Administer UNIX with a Windows User ID
Administer Windows with a UNIX account
Segregate and limit the actions of specific users
Root or Administrator or client hosts can still do local client backups and restores
Can be combined with other security-related options
All servers must have the required NetBackup version
Figure: Single datacenter with NBAC on master and media servers shows an example single datacenter with NBAC on master and media servers.
The following table describes the NetBackup parts that are used for a single datacenter with NBAC on the master and media servers.
Table: NetBackup parts for a single datacenter with NBAC on the master and media servers
Communicates with the media server, root, and authentication broker. It also communicates with the authorization engine, clients 1, 2, 3, and client 5, Web server, in the DMZ. The master server also communicates with and receives a credential from the authentication broker.
When a CLI or GUI accesses a daemon on a master server, a credential is exchanged to identify the user. The authorization engine is then contacted to determine accessibility to the daemons functions.
Communicates with the master server, clients 1, 2, 3, and client 5, Web server, in the DMZ. The media server also communicates with the authorization engine and receives a credential from the authentication broker. The media server enables the writing of unencrypted data to tape for clients 1, 2, 3, and 5.
When a CLI or GUI accesses a daemon on a media server, a credential is exchanged to identify the user. The authorization engine is then contacted to determine accessibility to the daemons functions.
Specifies that this remote administration console GUI receives a credential from the authentication broker. The GUI then uses this credential to gain access to functionality on the media servers and master servers.
Authenticates the authentication broker but not the clients. In this example, the root broker and authentication broker are shown as the same component.
Authenticates the master server, media server, and GUI by establishing credentials with each. If a command prompt is used, the authentication broker also authenticates a user.
Communicates with the master server and media server to determine permissions of an authenticated user. These permissions determine the functionality available to the user. It also stores user groups and permissions. Only one authorization engine is needed.

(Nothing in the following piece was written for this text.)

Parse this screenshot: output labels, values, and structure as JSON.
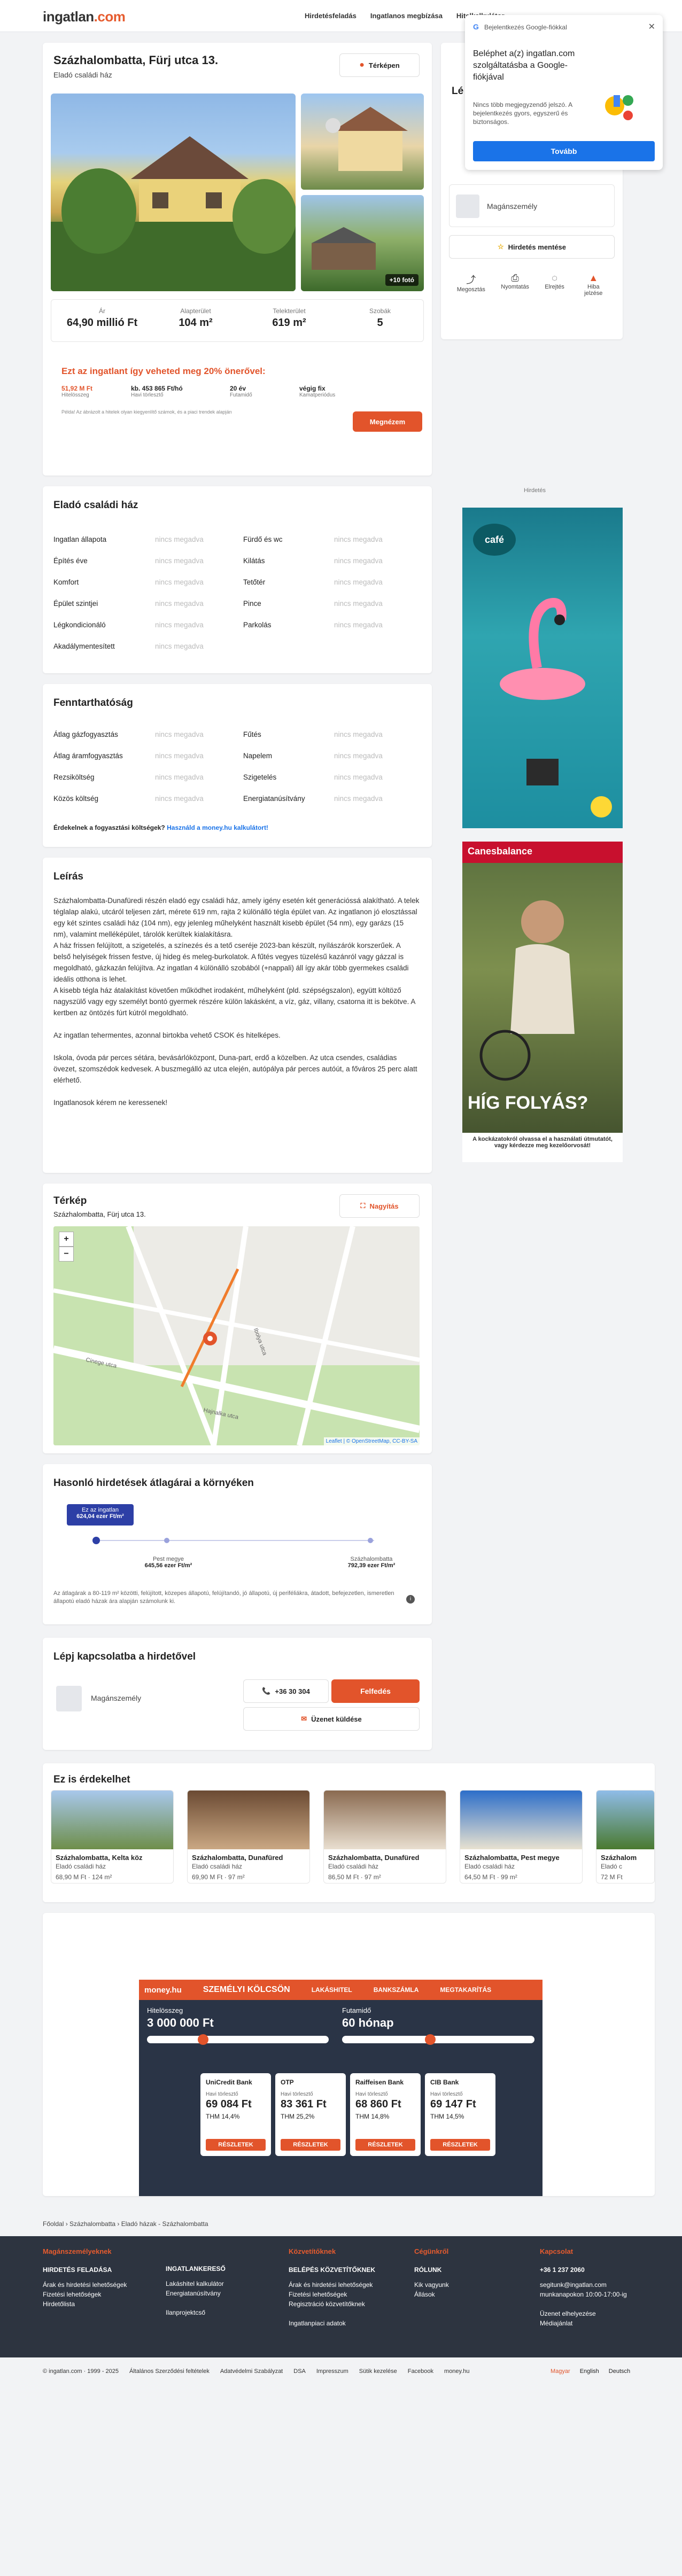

The authorization engine resides on the master server as a daemon process. It is shown in the figure as a separate image for the example only.
Contains unencrypted backup data that is written for clients 1, 2, 3, and 5.
Specifies that clients 1, 2, and 3 are standard NetBackup types and client 5 is a Web server type. Both types are managed by the master server and have their unencrypted data backed up to tape through the media server. Clients 1, 2, and 3 exist in the datacenter. Client 5 exists in the DMZ. Client 5 communicates to NetBackup using NetBackup only ports through the internal firewall. Client 5 receives connections from the Internet using HTTP only ports through the external firewall.
Allows NetBackup to access Web server Client 5 in the DMZ. Only selected NetBackup ports and possibly other application ports are enabled for data communication into and out of the DMZ. HTTP ports that are open in the external firewall are not allowed to pass through the internal firewall.
Demilitarized Zone (DMZ)
Provides a "safe" area of operation for Web server client 5 that exists between the internal firewall and external firewall. The Web server client 5 in the DMZ can communicate to NetBackup through the internal firewall using designated NetBackup ports. The Web server client 5 can communicate through the external firewall to the Internet using HTTP ports.
Allows external users to access the Web server client 5 located in the DMZ from the Internet over HTTP ports. NetBackup ports are open for client 5 to communicate through the internal firewall. NetBackup ports are not allowed to pass through the external firewall to the Internet. Only the HTTP ports of client 5 can pass through the external firewall to the Internet.
Specifies a collection of interconnected computer networks, linked by copper wires, fiber-optic cables, and wireless connections. Client 5 can communicate over the Internet using HTTP ports through the external firewall.